"The 2020 presidential election, that election, the 2020 presidential election, was by far the most corrupt election in the history of our country," Trump baselessly claimed in a speech before the North Carolina Republican Party, continuing his false grievance about an election he lost. He said Democrats "used COVID" and "used mail-in ballots to steal an election." He called it a "third-world election, like we've never seen before." He derided it as the "crime of the century" and claimed that the "country is being destroyed, perhaps by people who have no right to destroy it."

It's worth emphasizing for context that Trump, while suggesting that U.S. elected officials "perhaps" weren't actually elected, appeared to be reading from prepared text. While the former president is notorious for ignoring scripts during public appearances, in this instance, the Republican was delivering a specific and deliberate message.

In other words, Trump wasn't just popping off, sharing random thoughts that occurred to him at the time. He and his team wanted his audience to believe the former president questions the legitimacy of their successors.

At the same event, Trump soon after declared, "I'm not the one trying to undermine democracy. I am the one who's trying to save it."

The sentiment wasn't altogether surprising, but it was a peek into a twisted perspective. The failed former president tried to cling to power after losing; he helped inspired an insurrectionist attack on his own country's Capitol; and he continues to question the legitimacy of the United States' rightful leaders.
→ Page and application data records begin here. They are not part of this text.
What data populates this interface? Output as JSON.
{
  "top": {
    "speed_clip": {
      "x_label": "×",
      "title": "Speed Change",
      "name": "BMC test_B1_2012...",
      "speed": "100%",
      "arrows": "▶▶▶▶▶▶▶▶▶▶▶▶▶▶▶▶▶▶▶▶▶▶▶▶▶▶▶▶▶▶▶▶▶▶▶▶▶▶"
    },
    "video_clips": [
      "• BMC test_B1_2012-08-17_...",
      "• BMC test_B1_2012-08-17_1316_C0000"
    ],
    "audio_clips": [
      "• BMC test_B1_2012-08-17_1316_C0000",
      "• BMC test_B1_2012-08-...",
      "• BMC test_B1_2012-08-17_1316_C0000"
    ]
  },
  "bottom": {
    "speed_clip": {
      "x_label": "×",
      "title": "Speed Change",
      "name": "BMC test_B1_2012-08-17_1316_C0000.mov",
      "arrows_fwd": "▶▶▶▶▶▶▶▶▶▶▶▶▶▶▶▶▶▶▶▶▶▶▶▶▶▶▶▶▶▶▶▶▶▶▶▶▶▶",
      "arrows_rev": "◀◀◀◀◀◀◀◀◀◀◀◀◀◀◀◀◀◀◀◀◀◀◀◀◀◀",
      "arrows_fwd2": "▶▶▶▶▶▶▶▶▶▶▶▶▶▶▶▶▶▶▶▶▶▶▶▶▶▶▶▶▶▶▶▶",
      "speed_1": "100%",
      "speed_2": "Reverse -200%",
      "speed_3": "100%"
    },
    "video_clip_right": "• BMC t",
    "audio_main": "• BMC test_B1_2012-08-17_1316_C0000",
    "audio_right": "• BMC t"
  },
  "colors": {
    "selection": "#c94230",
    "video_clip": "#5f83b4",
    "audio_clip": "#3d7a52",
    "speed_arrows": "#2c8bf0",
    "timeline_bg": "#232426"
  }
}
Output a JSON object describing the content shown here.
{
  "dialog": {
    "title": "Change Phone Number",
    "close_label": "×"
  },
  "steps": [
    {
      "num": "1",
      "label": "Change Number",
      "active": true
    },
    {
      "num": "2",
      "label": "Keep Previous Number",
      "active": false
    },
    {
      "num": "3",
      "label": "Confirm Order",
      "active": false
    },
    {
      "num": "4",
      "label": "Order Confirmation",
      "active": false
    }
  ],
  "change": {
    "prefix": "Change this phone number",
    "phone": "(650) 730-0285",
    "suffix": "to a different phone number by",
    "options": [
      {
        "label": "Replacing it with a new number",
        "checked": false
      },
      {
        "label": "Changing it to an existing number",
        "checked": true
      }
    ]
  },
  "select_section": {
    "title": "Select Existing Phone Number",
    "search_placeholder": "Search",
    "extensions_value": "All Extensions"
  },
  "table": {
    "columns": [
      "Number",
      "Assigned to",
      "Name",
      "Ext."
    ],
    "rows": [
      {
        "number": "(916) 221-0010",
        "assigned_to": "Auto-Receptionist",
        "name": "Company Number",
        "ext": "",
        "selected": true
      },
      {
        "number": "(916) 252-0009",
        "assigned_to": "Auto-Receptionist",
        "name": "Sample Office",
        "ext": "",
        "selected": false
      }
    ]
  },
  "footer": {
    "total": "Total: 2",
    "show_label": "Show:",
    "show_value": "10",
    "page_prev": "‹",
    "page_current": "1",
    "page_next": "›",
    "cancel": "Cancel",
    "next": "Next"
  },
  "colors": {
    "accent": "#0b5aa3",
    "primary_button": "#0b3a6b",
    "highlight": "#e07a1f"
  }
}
Trump would nevertheless have his followers believe his attacks on our democracy are really little more than a defense of democracy -- an idea predicated entirely on the idea that his crackpot conspiracy theories are true and he won the election he lost.
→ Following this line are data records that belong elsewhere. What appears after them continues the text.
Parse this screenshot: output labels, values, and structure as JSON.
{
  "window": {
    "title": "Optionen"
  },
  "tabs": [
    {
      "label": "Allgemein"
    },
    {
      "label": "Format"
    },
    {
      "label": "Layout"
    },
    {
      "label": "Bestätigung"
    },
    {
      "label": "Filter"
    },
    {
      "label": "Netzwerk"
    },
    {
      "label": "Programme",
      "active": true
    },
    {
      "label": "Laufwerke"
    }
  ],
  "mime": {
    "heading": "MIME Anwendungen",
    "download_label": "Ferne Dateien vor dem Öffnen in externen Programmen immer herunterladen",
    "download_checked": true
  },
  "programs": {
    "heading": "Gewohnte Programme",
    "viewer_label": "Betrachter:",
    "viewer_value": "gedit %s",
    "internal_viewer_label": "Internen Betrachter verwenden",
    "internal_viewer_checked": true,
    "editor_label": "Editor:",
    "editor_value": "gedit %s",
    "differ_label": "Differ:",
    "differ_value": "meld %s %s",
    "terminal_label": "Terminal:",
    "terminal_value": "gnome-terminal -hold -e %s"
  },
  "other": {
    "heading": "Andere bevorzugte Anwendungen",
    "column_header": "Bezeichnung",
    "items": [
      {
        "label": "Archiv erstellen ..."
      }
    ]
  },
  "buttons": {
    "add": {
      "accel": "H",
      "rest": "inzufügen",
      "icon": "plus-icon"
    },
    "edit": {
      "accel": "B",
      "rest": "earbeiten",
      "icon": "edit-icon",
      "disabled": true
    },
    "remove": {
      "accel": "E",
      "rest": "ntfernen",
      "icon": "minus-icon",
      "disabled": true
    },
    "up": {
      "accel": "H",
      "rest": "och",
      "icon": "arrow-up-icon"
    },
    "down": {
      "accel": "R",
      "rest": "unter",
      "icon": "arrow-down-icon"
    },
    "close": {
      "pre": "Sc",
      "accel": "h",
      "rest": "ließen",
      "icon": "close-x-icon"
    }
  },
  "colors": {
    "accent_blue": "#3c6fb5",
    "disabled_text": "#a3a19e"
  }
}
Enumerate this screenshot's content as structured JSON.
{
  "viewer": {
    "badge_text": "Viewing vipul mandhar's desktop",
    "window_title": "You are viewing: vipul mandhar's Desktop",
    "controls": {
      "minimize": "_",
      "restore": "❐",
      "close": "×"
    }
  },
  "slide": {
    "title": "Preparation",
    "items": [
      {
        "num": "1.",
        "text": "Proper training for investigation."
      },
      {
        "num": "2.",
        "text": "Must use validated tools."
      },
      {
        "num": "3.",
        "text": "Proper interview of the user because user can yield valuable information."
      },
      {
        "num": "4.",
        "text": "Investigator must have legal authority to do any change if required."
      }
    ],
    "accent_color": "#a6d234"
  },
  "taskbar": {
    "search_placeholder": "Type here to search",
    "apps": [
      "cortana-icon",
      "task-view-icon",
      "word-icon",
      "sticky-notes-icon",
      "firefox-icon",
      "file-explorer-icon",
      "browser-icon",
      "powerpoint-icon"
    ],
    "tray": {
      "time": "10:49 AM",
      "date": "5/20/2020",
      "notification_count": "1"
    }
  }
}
Earlier in the day, the National Republican Senatorial Committee released a new video in which Trump boasted that his party is "going to take back the Senate, take back the House, we're going to take back the White House -- and sooner than you think." He added, "It's going to be really something special."

A generous interpretation of the comments would be that Trump expects Republicans to control the White House "sooner" than, say, 2029. But the former president's prediction came against a backdrop in which he's reportedly told associates he expects to be "reinstated" to power later this year, reality be damned.

I realize there's a school of thought that says it's better to ignore pitiful tirades from a guy who couldn't quite cut it as a blogger for a full month. But whether he deserves the influence or not, Donald Trump remains the head of one of the nation's major political parties, and he's made attacks against our democracy one of his principal post-presidency hobbies.